In the mid 1950s, Peter Wilson, a pre-war trainee, initiated the Impressionist and Modern art Department. Meanwhile, the auction house was developing connections with the London high society. This strategic positioning led them to source important collections and to sell them successfully - for example the Weinberg collection in 1957 or the landmark Goldschmidt sale in 1958 where seven paintings, including works by Manet, Cézanne and Van Gogh were sold in just seven minutes. The 1958 sale created a true momentum for the industry and was followed by further high-profile consignments, including Rubens’ The Adoration of the Magi and Somerset Maugham’s Impressionist collection (including a Tahitian shack door decorated by Gauguin).
The 1980s through the 2000s saw record prices at Sotheby’s for 20th century masterpieces, including Picasso’s Garçon à la pipe, which sold in New York for $104.2 million in 2004 and Warhol’s Silver Car Crash for $108.4 million in 2013. Early 2000’s they also broke a record within Old Master paintings with Rubens’ Massacre of the Innocents sold for £49.5 million in 2002.
Thanks to their exponential fame they quickly managed to sell personalities’ collections such as Andy Warhol’s in 1988, Greta Garbo’s in 1990, Jacqueline Kennedy’s in 1996 and Gianni Versace’s in 2001. In 2008, the Damien Hirst’s auction, “Beautiful Inside My Head Forever”, was a milestone for Sotheby’s setting a world record in the contemporary art category.
A series of celebrated auctions in recent years have secured the company’s reputation for staging groundbreaking events. For instance, in 2012 the sale of Edvard Munch’s Scream – described by The New York Times as an “irresistible trophy”– made headlines around the world. Similarly in 2016, the hugely anticipated single-owner sales of the Duchess of Devonshire’s private collection of her David Bowie album drew unprecedented auction participation and unique media coverage!
Geographical expansion began and accelerated in the years to come. First in New York with the acquisition of Parke-Bernet in 1955, America’s largest fine art auction house, followed by the move to Hong Kong in 1973, a Russian office in 1988, an Indian one in 1992, a French one in 2001, and one in mainland China in 2012.

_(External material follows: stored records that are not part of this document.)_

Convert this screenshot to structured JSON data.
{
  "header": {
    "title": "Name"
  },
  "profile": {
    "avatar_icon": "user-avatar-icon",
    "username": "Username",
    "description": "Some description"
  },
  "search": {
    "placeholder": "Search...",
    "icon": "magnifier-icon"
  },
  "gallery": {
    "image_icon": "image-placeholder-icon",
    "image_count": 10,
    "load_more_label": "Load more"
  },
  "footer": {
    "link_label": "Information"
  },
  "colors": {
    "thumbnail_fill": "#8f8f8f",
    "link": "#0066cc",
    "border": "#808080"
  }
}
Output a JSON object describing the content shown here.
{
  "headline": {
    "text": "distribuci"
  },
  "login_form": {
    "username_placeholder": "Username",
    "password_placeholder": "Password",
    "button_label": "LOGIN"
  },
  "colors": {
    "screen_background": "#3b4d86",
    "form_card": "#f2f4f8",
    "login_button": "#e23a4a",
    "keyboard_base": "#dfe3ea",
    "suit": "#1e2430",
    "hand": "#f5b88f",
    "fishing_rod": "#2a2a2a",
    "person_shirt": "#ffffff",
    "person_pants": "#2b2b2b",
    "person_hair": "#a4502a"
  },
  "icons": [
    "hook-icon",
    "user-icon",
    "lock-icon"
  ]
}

During these years, the company was changing ownership from one wealthy hand to another. In 1977, the year of Wilson’s death, the company went public. The same year it was bought by Alfred Taubman, who opened new offices in New York. In 1988 the company went public again and was listed on the New York stock exchange. And this year, in 2019, the British auction house was snapped up by the French tycoon Drahi for a whooping $3.7 billion.
Going Digital in the 21st century

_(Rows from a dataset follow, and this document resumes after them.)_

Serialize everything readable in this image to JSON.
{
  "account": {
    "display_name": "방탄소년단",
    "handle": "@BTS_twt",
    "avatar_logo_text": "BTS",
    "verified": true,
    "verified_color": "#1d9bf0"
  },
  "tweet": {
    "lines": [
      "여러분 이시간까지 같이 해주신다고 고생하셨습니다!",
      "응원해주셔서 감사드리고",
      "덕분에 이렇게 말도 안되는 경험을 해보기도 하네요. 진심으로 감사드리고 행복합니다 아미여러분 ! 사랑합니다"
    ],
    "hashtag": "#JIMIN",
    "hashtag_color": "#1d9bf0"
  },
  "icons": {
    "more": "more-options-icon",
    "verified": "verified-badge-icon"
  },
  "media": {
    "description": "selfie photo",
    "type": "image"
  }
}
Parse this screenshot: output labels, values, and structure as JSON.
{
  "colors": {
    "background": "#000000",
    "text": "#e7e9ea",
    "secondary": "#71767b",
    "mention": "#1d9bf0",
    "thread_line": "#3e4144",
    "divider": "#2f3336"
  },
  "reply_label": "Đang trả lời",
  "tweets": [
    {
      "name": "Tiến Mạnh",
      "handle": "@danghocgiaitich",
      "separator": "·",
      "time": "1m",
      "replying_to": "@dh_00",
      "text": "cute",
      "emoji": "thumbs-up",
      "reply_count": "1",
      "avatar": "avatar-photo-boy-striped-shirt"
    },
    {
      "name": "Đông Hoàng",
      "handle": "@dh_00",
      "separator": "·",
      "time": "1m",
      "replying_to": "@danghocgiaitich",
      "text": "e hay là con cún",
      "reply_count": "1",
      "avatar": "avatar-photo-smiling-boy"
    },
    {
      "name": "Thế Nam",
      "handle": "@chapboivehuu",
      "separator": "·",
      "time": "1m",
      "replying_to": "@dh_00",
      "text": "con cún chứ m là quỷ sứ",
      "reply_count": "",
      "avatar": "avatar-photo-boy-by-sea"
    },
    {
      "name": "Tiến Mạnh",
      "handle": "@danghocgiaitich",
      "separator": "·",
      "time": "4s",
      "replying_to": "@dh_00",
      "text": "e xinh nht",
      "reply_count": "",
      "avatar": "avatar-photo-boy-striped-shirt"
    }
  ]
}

Today, Sotheby’s has widely diversified its business by taking a number of initiatives. To name a few, there is S|2, Sotheby's gallery arm, its two retail businesses, Sotheby’s Diamonds and Sotheby’s Wine, its real estate services under Sotheby’s International Realty, its art financing service for companies under Sotheby’s Financial Services and its collection advisory subsidiary with Art Agency, Partners. The auction house has also focused massively on digital initiatives; in 2018, 60% of new bidders at Sotheby’s were online.

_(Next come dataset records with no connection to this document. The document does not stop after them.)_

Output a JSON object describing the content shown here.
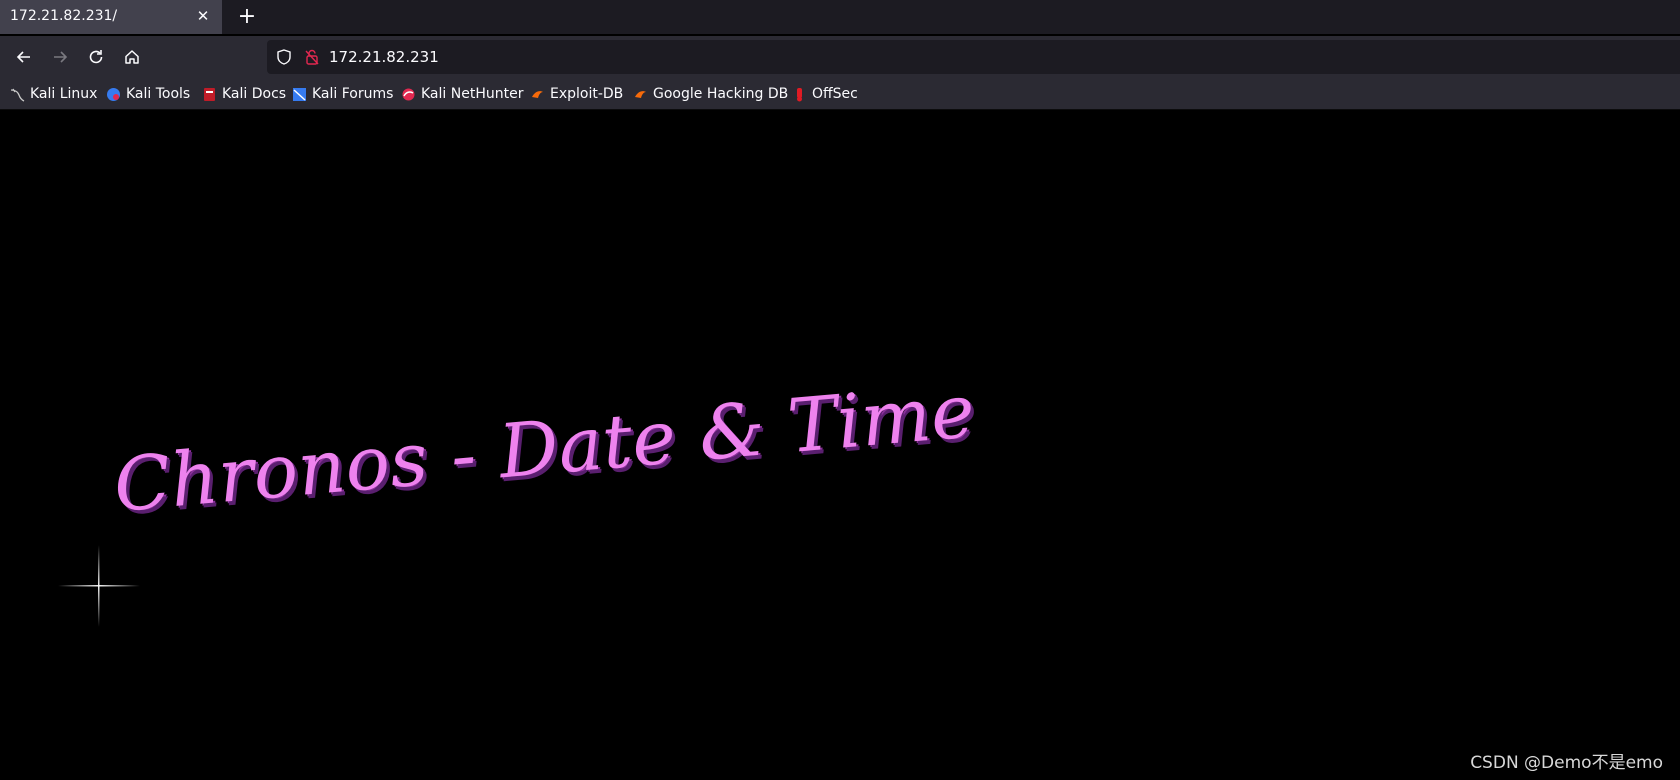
{
  "tab": {
    "title": "172.21.82.231/",
    "close_icon": "close-icon"
  },
  "new_tab_icon": "plus-icon",
  "nav": {
    "back_icon": "arrow-left-icon",
    "forward_icon": "arrow-right-icon",
    "reload_icon": "reload-icon",
    "home_icon": "home-icon"
  },
  "url": {
    "value": "172.21.82.231",
    "shield_icon": "shield-icon",
    "lock_icon": "insecure-lock-icon"
  },
  "bookmarks": [
    {
      "label": "Kali Linux",
      "icon": "kali-dragon-icon"
    },
    {
      "label": "Kali Tools",
      "icon": "kali-tools-icon"
    },
    {
      "label": "Kali Docs",
      "icon": "kali-docs-icon"
    },
    {
      "label": "Kali Forums",
      "icon": "kali-forums-icon"
    },
    {
      "label": "Kali NetHunter",
      "icon": "nethunter-icon"
    },
    {
      "label": "Exploit-DB",
      "icon": "exploit-db-icon"
    },
    {
      "label": "Google Hacking DB",
      "icon": "ghdb-icon"
    },
    {
      "label": "OffSec",
      "icon": "offsec-icon"
    }
  ],
  "page": {
    "headline": "Chronos - Date & Time",
    "headline_color": "#ee82ee",
    "sparkle_icon": "sparkle-icon"
  },
  "watermark": "CSDN @Demo不是emo"
}
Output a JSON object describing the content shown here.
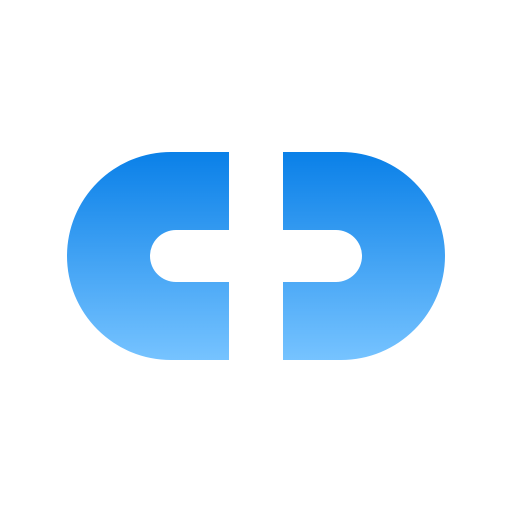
{
  "logo": {
    "name": "link-logo",
    "colors": {
      "background": "#ffffff",
      "gradient_top": "#0a80e8",
      "gradient_bottom": "#76c3ff"
    }
  }
}
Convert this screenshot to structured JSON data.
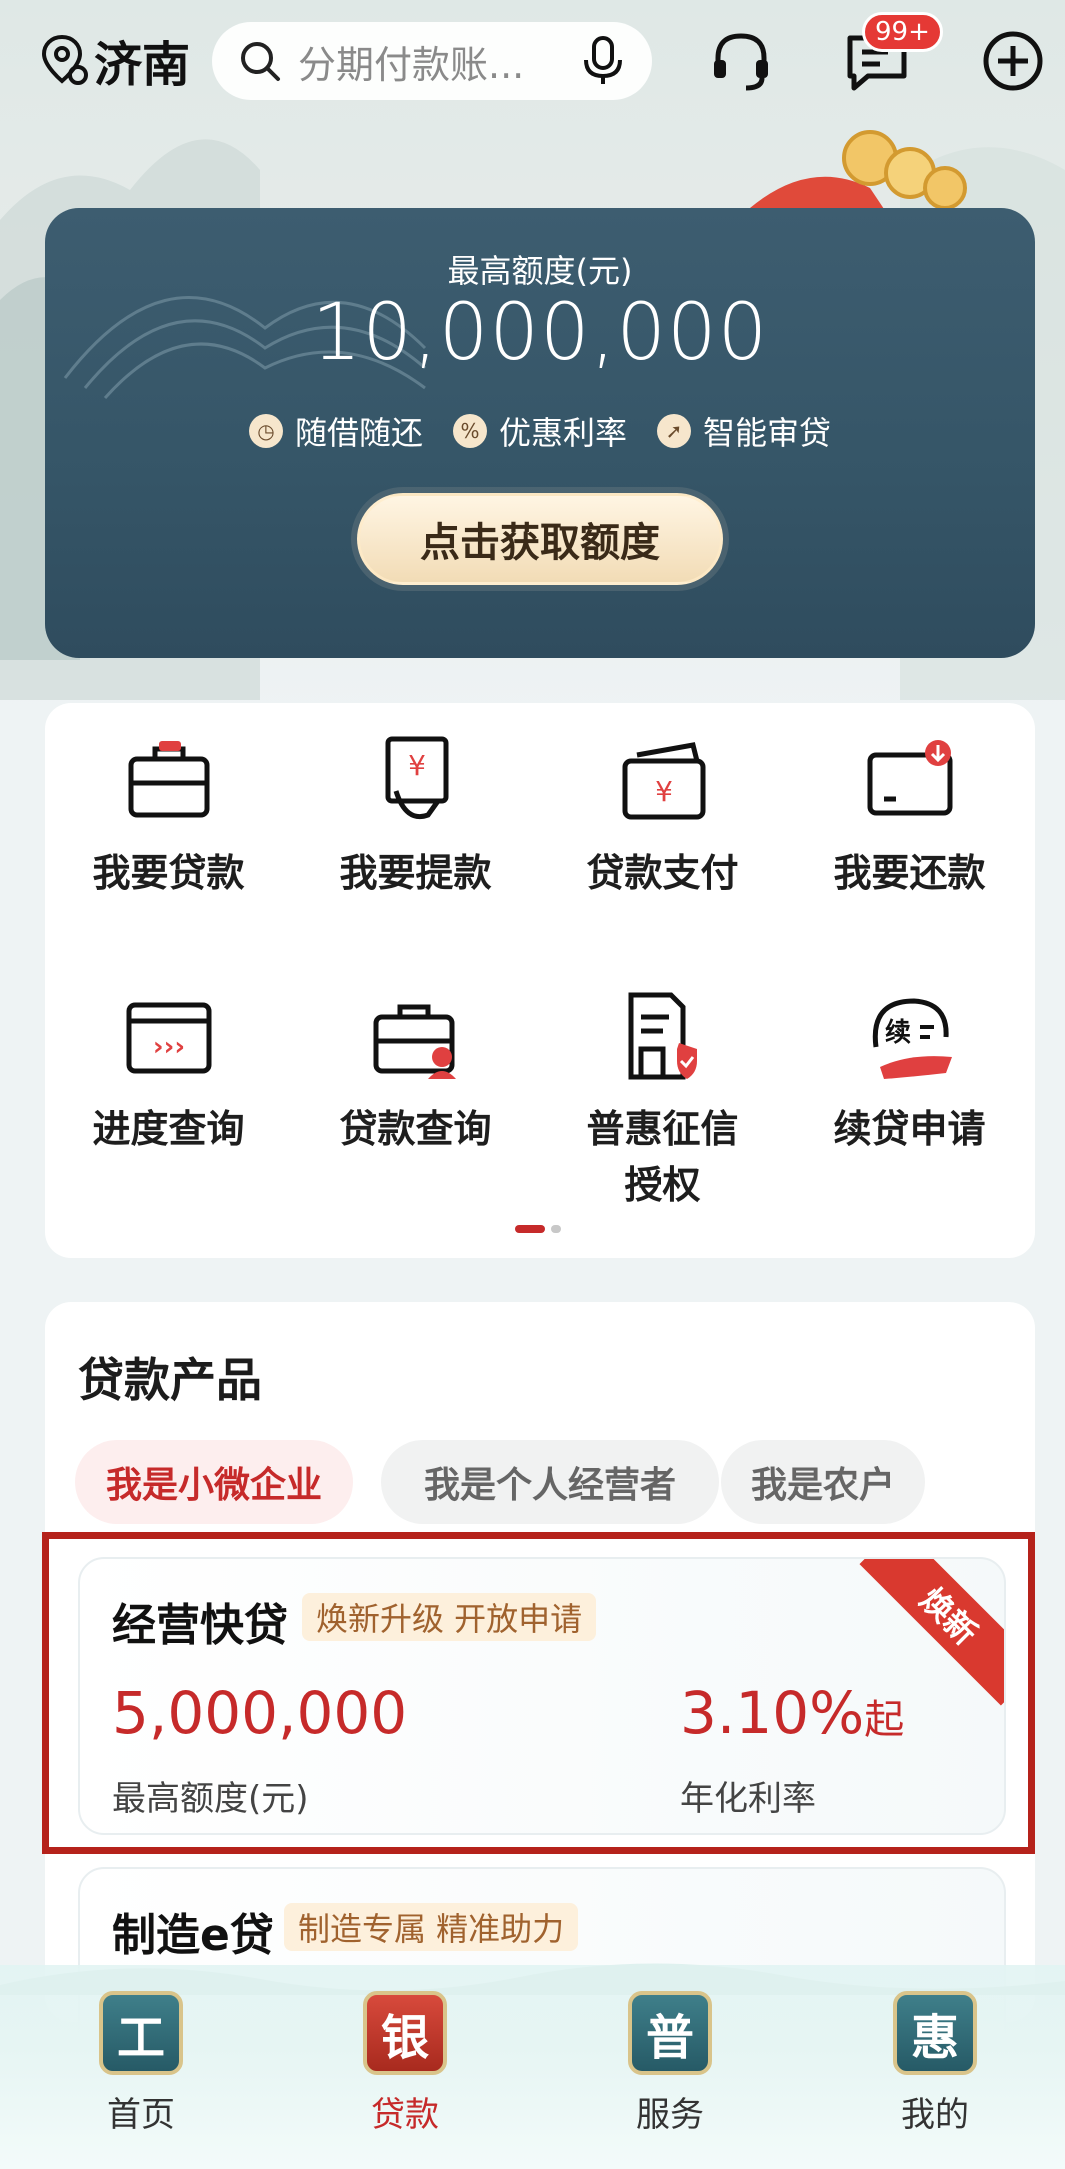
{
  "header": {
    "city": "济南",
    "search_placeholder": "分期付款账...",
    "message_badge": "99+"
  },
  "hero": {
    "label": "最高额度(元)",
    "amount": "10,000,000",
    "features": [
      {
        "icon": "clock-icon",
        "text": "随借随还"
      },
      {
        "icon": "percent-icon",
        "text": "优惠利率"
      },
      {
        "icon": "rocket-icon",
        "text": "智能审贷"
      }
    ],
    "cta": "点击获取额度"
  },
  "menu": {
    "items": [
      {
        "label": "我要贷款",
        "icon": "briefcase-icon"
      },
      {
        "label": "我要提款",
        "icon": "withdraw-icon"
      },
      {
        "label": "贷款支付",
        "icon": "wallet-icon"
      },
      {
        "label": "我要还款",
        "icon": "repay-card-icon"
      },
      {
        "label": "进度查询",
        "icon": "progress-icon"
      },
      {
        "label": "贷款查询",
        "icon": "loan-query-icon"
      },
      {
        "label": "普惠征信",
        "label2": "授权",
        "icon": "credit-auth-icon"
      },
      {
        "label": "续贷申请",
        "icon": "renew-icon"
      }
    ],
    "pager": {
      "current": 1,
      "total": 2
    }
  },
  "products": {
    "title": "贷款产品",
    "chips": [
      "我是小微企业",
      "我是个人经营者",
      "我是农户"
    ],
    "active_chip": 0,
    "cards": [
      {
        "name": "经营快贷",
        "tag": "焕新升级 开放申请",
        "ribbon": "焕新",
        "amount": "5,000,000",
        "amount_label": "最高额度(元)",
        "rate": "3.10%",
        "rate_suffix": "起",
        "rate_label": "年化利率"
      },
      {
        "name": "制造e贷",
        "tag": "制造专属 精准助力"
      }
    ]
  },
  "tabbar": {
    "tabs": [
      {
        "glyph": "工",
        "label": "首页",
        "active": false
      },
      {
        "glyph": "银",
        "label": "贷款",
        "active": true
      },
      {
        "glyph": "普",
        "label": "服务",
        "active": false
      },
      {
        "glyph": "惠",
        "label": "我的",
        "active": false
      }
    ]
  },
  "colors": {
    "accent_red": "#c62a2a",
    "hero_blue": "#3d5d70",
    "highlight_border": "#b5221b"
  }
}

Seeking more technological leadership, Sotheby’s is increasing its presence online; for instance, they launched the Sotheby’s Museum Network, a collection of video content from the world’s most renowned institutions, including Tate and the Whitney Museum of American Art. In 2016, driven to attain the finest technical and statistical knowledge on the art market, Sotheby’s acquired two internationally renowned businesses: Orion Analytical, a materials analysis and consulting firm in the art world, and The Mei Moses Art Indices, an analytic tool which collects price information for objects that have come to auction.
It seems clear that Sotheby’s is expanding virtually as well as physically. Just the past May, the art market giant unveiled a dramatic expansion of the flagship site in NYC and re-imagined the space with 40 galleries dividing an ensemble of more than 90,000 square feet. Although we cannot predict what the future of Sotheby’s will look like… From all of us here at Convelio, we wish Sotheby’s 275 more years of success!